(App and web page records)
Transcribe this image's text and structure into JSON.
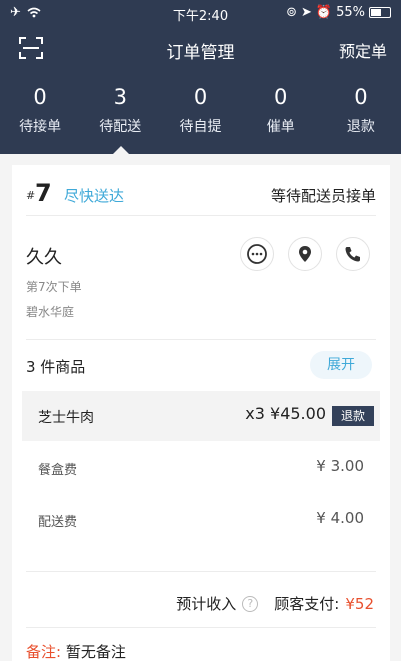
{
  "status_bar": {
    "time": "下午2:40",
    "battery": "55%",
    "battery_level": 0.55
  },
  "navbar": {
    "title": "订单管理",
    "right_action": "预定单",
    "scan_icon": "scan-icon"
  },
  "tabs": [
    {
      "count": "0",
      "label": "待接单"
    },
    {
      "count": "3",
      "label": "待配送"
    },
    {
      "count": "0",
      "label": "待自提"
    },
    {
      "count": "0",
      "label": "催单"
    },
    {
      "count": "0",
      "label": "退款"
    }
  ],
  "order": {
    "hash": "#",
    "number": "7",
    "delivery_type": "尽快送达",
    "status": "等待配送员接单"
  },
  "customer": {
    "name": "久久",
    "order_count": "第7次下单",
    "address": "碧水华庭",
    "icons": [
      "chat-icon",
      "location-icon",
      "phone-icon"
    ]
  },
  "items": {
    "title": "3 件商品",
    "expand_label": "展开",
    "list": [
      {
        "name": "芝士牛肉",
        "qty_price": "x3 ¥45.00",
        "refund_label": "退款"
      }
    ]
  },
  "fees": [
    {
      "label": "餐盒费",
      "value": "¥ 3.00"
    },
    {
      "label": "配送费",
      "value": "¥ 4.00"
    }
  ],
  "summary": {
    "income_label": "预计收入",
    "customer_pay_label": "顾客支付:",
    "customer_pay_value": "¥52"
  },
  "note": {
    "label": "备注:",
    "text": "暂无备注"
  },
  "colors": {
    "header_bg": "#2f3b52",
    "accent_blue": "#3fa9d8",
    "accent_red": "#e8502e"
  }
}
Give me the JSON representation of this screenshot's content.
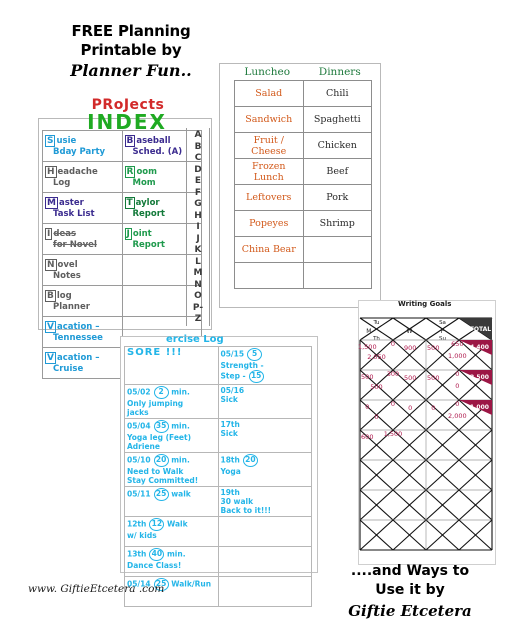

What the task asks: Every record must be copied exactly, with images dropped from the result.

Answer to this problem:
Transcribe this image's text and structure into JSON.
{
  "status_bar": {
    "time": "下午2:40",
    "battery": "55%",
    "battery_level": 0.55
  },
  "navbar": {
    "title": "订单管理",
    "right_action": "预定单",
    "scan_icon": "scan-icon"
  },
  "tabs": [
    {
      "count": "0",
      "label": "待接单"
    },
    {
      "count": "3",
      "label": "待配送"
    },
    {
      "count": "0",
      "label": "待自提"
    },
    {
      "count": "0",
      "label": "催单"
    },
    {
      "count": "0",
      "label": "退款"
    }
  ],
  "order": {
    "hash": "#",
    "number": "7",
    "delivery_type": "尽快送达",
    "status": "等待配送员接单"
  },
  "customer": {
    "name": "久久",
    "order_count": "第7次下单",
    "address": "碧水华庭",
    "icons": [
      "chat-icon",
      "location-icon",
      "phone-icon"
    ]
  },
  "items": {
    "title": "3 件商品",
    "expand_label": "展开",
    "list": [
      {
        "name": "芝士牛肉",
        "qty_price": "x3 ¥45.00",
        "refund_label": "退款"
      }
    ]
  },
  "fees": [
    {
      "label": "餐盒费",
      "value": "¥ 3.00"
    },
    {
      "label": "配送费",
      "value": "¥ 4.00"
    }
  ],
  "summary": {
    "income_label": "预计收入",
    "customer_pay_label": "顾客支付:",
    "customer_pay_value": "¥52"
  },
  "note": {
    "label": "备注:",
    "text": "暂无备注"
  },
  "colors": {
    "header_bg": "#2f3b52",
    "accent_blue": "#3fa9d8",
    "accent_red": "#e8502e"
  }
}
Give me the JSON representation of this screenshot's content.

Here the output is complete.